Exercise requirements =
Without changing anything, set down every line shown below.
======== Given data
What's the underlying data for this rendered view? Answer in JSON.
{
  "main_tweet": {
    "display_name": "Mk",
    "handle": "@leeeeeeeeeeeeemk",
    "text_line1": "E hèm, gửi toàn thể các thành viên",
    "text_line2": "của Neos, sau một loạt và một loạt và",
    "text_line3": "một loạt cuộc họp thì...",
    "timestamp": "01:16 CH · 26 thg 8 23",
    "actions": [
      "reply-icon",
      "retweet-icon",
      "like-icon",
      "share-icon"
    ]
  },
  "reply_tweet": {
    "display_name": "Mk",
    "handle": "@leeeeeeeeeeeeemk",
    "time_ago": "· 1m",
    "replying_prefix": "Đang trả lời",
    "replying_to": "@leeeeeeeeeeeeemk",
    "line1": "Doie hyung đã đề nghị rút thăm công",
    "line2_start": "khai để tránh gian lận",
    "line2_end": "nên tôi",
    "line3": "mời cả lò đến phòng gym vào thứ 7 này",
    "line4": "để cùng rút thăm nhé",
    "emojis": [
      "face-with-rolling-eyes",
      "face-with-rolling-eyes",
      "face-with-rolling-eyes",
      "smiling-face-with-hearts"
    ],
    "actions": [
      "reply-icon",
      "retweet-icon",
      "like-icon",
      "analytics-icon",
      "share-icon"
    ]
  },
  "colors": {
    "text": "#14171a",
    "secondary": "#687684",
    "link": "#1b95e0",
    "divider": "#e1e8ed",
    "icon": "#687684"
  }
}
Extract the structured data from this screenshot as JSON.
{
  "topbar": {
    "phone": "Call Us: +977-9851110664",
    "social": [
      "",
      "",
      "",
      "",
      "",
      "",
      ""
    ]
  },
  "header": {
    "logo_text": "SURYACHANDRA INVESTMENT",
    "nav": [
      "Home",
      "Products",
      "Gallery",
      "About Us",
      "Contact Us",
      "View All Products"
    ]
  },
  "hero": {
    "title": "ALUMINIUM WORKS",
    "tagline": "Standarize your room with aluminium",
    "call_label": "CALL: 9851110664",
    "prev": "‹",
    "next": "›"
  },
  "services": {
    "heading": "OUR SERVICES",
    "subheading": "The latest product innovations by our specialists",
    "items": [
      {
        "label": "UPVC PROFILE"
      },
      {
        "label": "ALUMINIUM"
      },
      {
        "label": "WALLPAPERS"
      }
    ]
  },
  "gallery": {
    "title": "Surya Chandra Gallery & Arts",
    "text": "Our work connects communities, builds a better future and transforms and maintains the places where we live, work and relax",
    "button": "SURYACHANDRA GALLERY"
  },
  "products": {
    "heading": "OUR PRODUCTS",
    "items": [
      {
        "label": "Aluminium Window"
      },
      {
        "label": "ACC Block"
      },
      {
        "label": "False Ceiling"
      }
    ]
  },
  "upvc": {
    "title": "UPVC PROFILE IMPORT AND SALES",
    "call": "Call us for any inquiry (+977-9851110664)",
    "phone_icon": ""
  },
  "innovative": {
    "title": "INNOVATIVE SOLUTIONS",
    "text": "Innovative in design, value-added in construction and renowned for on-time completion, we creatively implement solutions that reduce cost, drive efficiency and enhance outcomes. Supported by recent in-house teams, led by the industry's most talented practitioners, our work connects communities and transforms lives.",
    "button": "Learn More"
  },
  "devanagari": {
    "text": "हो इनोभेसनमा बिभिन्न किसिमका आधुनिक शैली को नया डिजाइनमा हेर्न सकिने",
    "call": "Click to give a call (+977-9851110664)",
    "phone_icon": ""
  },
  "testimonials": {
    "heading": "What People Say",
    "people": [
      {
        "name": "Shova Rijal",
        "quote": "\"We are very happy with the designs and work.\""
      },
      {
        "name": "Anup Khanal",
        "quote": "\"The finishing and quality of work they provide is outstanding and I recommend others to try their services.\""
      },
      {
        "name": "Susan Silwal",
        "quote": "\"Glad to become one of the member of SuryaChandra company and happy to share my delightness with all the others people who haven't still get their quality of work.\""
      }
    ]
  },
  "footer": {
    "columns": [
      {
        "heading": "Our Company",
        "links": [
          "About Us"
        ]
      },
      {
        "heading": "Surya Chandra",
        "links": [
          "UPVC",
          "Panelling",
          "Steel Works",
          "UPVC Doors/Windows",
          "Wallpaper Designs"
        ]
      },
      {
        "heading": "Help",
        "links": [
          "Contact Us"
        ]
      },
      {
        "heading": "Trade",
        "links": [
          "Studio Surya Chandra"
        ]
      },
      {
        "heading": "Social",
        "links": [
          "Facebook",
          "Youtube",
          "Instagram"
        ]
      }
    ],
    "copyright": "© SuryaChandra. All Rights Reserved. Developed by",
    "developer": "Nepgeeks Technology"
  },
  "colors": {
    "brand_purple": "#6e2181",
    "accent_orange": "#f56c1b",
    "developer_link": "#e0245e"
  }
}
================
Expected output =
What's the underlying data for this rendered view? Answer in JSON.
{
  "main_tweet": {
    "display_name": "Mk",
    "handle": "@leeeeeeeeeeeeemk",
    "text_line1": "E hèm, gửi toàn thể các thành viên",
    "text_line2": "của Neos, sau một loạt và một loạt và",
    "text_line3": "một loạt cuộc họp thì...",
    "timestamp": "01:16 CH · 26 thg 8 23",
    "actions": [
      "reply-icon",
      "retweet-icon",
      "like-icon",
      "share-icon"
    ]
  },
  "reply_tweet": {
    "display_name": "Mk",
    "handle": "@leeeeeeeeeeeeemk",
    "time_ago": "· 1m",
    "replying_prefix": "Đang trả lời",
    "replying_to": "@leeeeeeeeeeeeemk",
    "line1": "Doie hyung đã đề nghị rút thăm công",
    "line2_start": "khai để tránh gian lận",
    "line2_end": "nên tôi",
    "line3": "mời cả lò đến phòng gym vào thứ 7 này",
    "line4": "để cùng rút thăm nhé",
    "emojis": [
      "face-with-rolling-eyes",
      "face-with-rolling-eyes",
      "face-with-rolling-eyes",
      "smiling-face-with-hearts"
    ],
    "actions": [
      "reply-icon",
      "retweet-icon",
      "like-icon",
      "analytics-icon",
      "share-icon"
    ]
  },
  "colors": {
    "text": "#14171a",
    "secondary": "#687684",
    "link": "#1b95e0",
    "divider": "#e1e8ed",
    "icon": "#687684"
  }
}
Extract the structured data from this screenshot as JSON.
{
  "topbar": {
    "phone": "Call Us: +977-9851110664",
    "social": [
      "",
      "",
      "",
      "",
      "",
      "",
      ""
    ]
  },
  "header": {
    "logo_text": "SURYACHANDRA INVESTMENT",
    "nav": [
      "Home",
      "Products",
      "Gallery",
      "About Us",
      "Contact Us",
      "View All Products"
    ]
  },
  "hero": {
    "title": "ALUMINIUM WORKS",
    "tagline": "Standarize your room with aluminium",
    "call_label": "CALL: 9851110664",
    "prev": "‹",
    "next": "›"
  },
  "services": {
    "heading": "OUR SERVICES",
    "subheading": "The latest product innovations by our specialists",
    "items": [
      {
        "label": "UPVC PROFILE"
      },
      {
        "label": "ALUMINIUM"
      },
      {
        "label": "WALLPAPERS"
      }
    ]
  },
  "gallery": {
    "title": "Surya Chandra Gallery & Arts",
    "text": "Our work connects communities, builds a better future and transforms and maintains the places where we live, work and relax",
    "button": "SURYACHANDRA GALLERY"
  },
  "products": {
    "heading": "OUR PRODUCTS",
    "items": [
      {
        "label": "Aluminium Window"
      },
      {
        "label": "ACC Block"
      },
      {
        "label": "False Ceiling"
      }
    ]
  },
  "upvc": {
    "title": "UPVC PROFILE IMPORT AND SALES",
    "call": "Call us for any inquiry (+977-9851110664)",
    "phone_icon": ""
  },
  "innovative": {
    "title": "INNOVATIVE SOLUTIONS",
    "text": "Innovative in design, value-added in construction and renowned for on-time completion, we creatively implement solutions that reduce cost, drive efficiency and enhance outcomes. Supported by recent in-house teams, led by the industry's most talented practitioners, our work connects communities and transforms lives.",
    "button": "Learn More"
  },
  "devanagari": {
    "text": "हो इनोभेसनमा बिभिन्न किसिमका आधुनिक शैली को नया डिजाइनमा हेर्न सकिने",
    "call": "Click to give a call (+977-9851110664)",
    "phone_icon": ""
  },
  "testimonials": {
    "heading": "What People Say",
    "people": [
      {
        "name": "Shova Rijal",
        "quote": "\"We are very happy with the designs and work.\""
      },
      {
        "name": "Anup Khanal",
        "quote": "\"The finishing and quality of work they provide is outstanding and I recommend others to try their services.\""
      },
      {
        "name": "Susan Silwal",
        "quote": "\"Glad to become one of the member of SuryaChandra company and happy to share my delightness with all the others people who haven't still get their quality of work.\""
      }
    ]
  },
  "footer": {
    "columns": [
      {
        "heading": "Our Company",
        "links": [
          "About Us"
        ]
      },
      {
        "heading": "Surya Chandra",
        "links": [
          "UPVC",
          "Panelling",
          "Steel Works",
          "UPVC Doors/Windows",
          "Wallpaper Designs"
        ]
      },
      {
        "heading": "Help",
        "links": [
          "Contact Us"
        ]
      },
      {
        "heading": "Trade",
        "links": [
          "Studio Surya Chandra"
        ]
      },
      {
        "heading": "Social",
        "links": [
          "Facebook",
          "Youtube",
          "Instagram"
        ]
      }
    ],
    "copyright": "© SuryaChandra. All Rights Reserved. Developed by",
    "developer": "Nepgeeks Technology"
  },
  "colors": {
    "brand_purple": "#6e2181",
    "accent_orange": "#f56c1b",
    "developer_link": "#e0245e"
  }
}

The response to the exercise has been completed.